Q&A Why I think testing "labs" are useless

mlnevese

Level 25
Verified
Top poster
Well-known
May 3, 2015
1,444
I have been saying something similar for a few years now. All top brands offer similar protection, so choose the ones that don't create any problem, do not slow you
down, that you are comfortable with the interface. Finally, the one that is cheaper.

All top brands have hidden bugs that are not evident at first. So, in an ideal situation, use their trial period to the last day. Use your computer as you would every day. Notice if the web pages you visit have any trouble loading. Do you have problems accessing anything in your network?
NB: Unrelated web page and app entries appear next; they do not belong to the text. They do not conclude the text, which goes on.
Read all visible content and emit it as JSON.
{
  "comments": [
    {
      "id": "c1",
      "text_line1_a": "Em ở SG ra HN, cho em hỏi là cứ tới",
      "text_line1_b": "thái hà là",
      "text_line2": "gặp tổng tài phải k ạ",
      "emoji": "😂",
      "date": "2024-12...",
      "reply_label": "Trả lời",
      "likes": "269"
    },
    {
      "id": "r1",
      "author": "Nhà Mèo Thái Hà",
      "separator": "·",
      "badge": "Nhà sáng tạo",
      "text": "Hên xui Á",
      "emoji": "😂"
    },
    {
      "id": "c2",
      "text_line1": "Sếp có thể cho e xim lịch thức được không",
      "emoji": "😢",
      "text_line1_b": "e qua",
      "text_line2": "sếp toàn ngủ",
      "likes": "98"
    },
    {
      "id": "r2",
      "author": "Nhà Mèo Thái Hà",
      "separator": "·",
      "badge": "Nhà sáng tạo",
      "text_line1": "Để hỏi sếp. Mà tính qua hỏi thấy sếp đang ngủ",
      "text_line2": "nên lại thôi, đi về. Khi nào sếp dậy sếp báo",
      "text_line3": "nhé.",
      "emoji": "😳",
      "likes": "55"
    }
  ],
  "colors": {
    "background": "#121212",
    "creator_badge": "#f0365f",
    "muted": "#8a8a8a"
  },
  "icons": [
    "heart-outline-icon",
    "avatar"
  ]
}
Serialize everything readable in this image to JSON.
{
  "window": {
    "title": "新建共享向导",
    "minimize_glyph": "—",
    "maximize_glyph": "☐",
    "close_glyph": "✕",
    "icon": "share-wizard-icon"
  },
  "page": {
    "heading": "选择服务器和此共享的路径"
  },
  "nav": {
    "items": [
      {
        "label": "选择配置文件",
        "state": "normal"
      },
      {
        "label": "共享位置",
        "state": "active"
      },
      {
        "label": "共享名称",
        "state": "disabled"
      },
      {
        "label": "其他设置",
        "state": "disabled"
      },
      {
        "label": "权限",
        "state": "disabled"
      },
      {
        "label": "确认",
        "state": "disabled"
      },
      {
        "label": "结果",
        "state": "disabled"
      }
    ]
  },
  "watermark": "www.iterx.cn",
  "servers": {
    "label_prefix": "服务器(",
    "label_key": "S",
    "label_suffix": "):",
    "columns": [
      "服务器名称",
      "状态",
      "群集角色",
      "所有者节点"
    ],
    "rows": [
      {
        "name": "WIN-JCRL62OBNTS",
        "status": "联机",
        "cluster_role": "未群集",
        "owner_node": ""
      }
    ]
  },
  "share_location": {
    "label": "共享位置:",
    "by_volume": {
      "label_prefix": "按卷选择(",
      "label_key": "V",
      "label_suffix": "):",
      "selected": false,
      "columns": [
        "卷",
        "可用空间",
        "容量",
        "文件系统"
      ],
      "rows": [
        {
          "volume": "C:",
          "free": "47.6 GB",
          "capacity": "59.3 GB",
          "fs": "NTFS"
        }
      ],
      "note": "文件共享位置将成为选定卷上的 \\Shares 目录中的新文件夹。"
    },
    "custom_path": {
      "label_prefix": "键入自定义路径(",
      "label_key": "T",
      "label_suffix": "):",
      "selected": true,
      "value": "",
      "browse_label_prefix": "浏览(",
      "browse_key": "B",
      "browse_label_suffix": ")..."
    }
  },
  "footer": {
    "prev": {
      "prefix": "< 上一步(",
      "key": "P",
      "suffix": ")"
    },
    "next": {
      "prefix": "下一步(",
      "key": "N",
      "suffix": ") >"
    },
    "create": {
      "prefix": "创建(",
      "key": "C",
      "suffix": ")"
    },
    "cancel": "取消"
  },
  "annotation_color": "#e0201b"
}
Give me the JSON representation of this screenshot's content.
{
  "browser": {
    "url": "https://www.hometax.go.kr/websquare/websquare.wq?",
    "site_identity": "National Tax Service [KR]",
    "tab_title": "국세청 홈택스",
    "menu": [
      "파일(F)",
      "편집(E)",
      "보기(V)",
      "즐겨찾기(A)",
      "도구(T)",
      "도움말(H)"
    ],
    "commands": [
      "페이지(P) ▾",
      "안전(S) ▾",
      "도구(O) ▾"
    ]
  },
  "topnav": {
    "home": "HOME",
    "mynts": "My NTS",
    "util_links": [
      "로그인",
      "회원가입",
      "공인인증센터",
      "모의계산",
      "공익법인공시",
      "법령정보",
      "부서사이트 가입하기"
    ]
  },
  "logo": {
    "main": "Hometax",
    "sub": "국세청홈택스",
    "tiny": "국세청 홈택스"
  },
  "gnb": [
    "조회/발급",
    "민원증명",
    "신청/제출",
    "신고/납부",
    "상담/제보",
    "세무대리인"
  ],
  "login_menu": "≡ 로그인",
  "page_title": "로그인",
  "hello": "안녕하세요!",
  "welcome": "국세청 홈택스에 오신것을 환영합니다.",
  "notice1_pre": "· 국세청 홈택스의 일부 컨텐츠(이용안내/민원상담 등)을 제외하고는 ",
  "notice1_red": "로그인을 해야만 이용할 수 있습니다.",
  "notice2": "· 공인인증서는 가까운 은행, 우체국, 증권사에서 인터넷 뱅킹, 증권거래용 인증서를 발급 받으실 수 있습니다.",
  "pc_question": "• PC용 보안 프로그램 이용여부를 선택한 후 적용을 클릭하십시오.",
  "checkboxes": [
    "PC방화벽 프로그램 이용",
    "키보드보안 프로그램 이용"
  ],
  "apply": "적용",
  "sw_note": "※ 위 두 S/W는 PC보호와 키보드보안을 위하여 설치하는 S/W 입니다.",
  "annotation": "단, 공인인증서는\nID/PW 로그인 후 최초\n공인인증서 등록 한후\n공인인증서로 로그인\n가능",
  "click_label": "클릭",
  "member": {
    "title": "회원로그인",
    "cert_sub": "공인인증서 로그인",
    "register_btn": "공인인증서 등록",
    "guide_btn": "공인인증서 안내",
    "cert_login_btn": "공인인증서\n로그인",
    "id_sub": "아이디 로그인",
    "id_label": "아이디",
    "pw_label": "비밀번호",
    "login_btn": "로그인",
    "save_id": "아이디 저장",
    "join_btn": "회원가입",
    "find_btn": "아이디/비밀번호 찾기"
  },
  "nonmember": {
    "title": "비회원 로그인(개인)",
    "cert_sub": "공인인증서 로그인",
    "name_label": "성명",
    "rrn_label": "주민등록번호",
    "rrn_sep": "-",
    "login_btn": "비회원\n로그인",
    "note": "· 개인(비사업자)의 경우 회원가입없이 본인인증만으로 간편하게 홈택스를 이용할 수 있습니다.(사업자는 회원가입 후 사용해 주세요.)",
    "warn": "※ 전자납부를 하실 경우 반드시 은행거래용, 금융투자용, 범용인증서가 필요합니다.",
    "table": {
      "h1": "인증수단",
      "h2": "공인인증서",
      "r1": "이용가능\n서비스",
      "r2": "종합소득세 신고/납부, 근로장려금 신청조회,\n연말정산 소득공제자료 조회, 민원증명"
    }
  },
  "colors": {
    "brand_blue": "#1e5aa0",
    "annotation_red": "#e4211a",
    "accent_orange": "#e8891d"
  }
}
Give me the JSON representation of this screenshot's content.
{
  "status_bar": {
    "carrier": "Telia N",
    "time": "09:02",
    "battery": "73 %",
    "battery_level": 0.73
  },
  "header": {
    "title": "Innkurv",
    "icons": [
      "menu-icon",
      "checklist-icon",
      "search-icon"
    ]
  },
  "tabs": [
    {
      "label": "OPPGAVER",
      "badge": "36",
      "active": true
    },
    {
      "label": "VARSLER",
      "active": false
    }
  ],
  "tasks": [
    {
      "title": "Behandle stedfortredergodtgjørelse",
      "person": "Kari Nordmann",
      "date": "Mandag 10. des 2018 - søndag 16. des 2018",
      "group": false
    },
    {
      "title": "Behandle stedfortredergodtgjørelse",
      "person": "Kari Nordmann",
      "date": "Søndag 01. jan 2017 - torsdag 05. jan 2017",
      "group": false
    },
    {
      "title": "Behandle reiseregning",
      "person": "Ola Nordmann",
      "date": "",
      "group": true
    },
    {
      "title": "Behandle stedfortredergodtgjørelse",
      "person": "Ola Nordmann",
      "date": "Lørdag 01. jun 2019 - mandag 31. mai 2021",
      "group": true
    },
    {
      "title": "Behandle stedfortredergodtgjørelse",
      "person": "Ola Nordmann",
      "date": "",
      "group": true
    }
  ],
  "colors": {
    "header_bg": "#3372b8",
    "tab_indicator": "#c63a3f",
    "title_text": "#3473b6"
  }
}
Can you print to your wireless printer or scan from your wireless scanner?

While using the trial do not go throwing thousands of malwares at the software. Eventually some product will miss a sample and infect your machine for good. Also keep in mind that product A will eventually detect sample X while product B won't. This doesn't make product A better than B. You may bet there is a sample Y out there that product B detects, and A doesn't.
 
Last edited:

MacDefender

Level 16
Verified
Top poster
Oct 13, 2019
772
All these tests are designed merely as a guide, but due to melting differences now (not like long time ago with Symantec:98.9%, McAfee: 81.6%) they can no longer be even that.
It's like when you buy a fridge, you have volume in litres, but you also have other factors to consider.

When considering which software will be used in the long run, there are factors, such as performance, lack of issues, alerts frequency/design and others. I personally wouldn't use an antivirus slowing me down or bothering me every 10 minutes, even if it was triple-engine with Kaspersky, Bitdefender and Avast.
I like it when the tests reveal enough information about their samples that we can draw meaningful real world conclusions.

For example, years ago this community was one of the first to start noting how BitDefender’s signatures lagged for zero day protection. That drove the intuition that if you choose a BD product it needs to be combined with something else that protects against emerging threats — whether that’s a second engine or a dynamic behavior blocker.

Even recently, @harlan4096’s tests showed that F-Secure had repeated blind spots to both scriptors as well as broad whitelisting of legitimate processes that could be abused (Python, Node.JS, etc).

When a test just says that product A detected 490 out of 500 threats and product B detected 480 out of 500, I think it’s crazy that people switch AV software based off those kinds of results. In a lot of the lab tests there simply is not enough spread between the products and the tests exaggerate slight differences, less than a few percent detection differences. Worse, other labs conflate non-protection scores in with the overall score (ease of use, false positive on a largely irrelevant battery of software, etc)
 
F

ForgottenSeer 89360

Even recently, @harlan4096’s tests showed that F-Secure had repeated blind spots to both scriptors as well as broad whitelisting of legitimate processes that could be abused (Python, Node.JS, etc).
Same like my test unfortunately.

For example, years ago this community was one of the first to start noting how BitDefender’s signatures lagged for zero day protection.
You can only go that far relying on signatures. Then the behavioural blocker was amazing til it had a slider to adjust the aggressiveness, but it didn’t take long for them to kill that, as well as the IDS adjustment.

I also don’t trust the performance test anymore that puts product A on the first place, product B last. From my tests I saw how product that has been deemed one of the heaviest, can actually be the best one for a very old laptop. I also saw how a product amongst the first might be an overload for my SSD.
 

monkeylove

Level 7
Verified
Well-known
Mar 9, 2014
304
In terms of protection, tests are very helpful given the costs of security programs.

For performance, YMMV. One quick test involves using benchmark software after installing a program. The catch is that one will have to make sure that the program is uninstalled correctly after testing, which may mean using any uninstallers or cleaners provided by the company.

Finally, one reason for switching is that the performance sometimes goes down due to changes in the operating system and/or the security program.
 

mlnevese

Level 25
Verified
Top poster
Well-known
May 3, 2015
1,444
As far as I'm concerned the best way to test performance is to install it in your machine and use it. If you can't feel the difference, then it's light. A 0,1ms diference to load a webpage, for instance, doesn't bother me or make the product "heavier".

Don't even mention RAM. High RAM usage does not in any way qualify a product as heavy.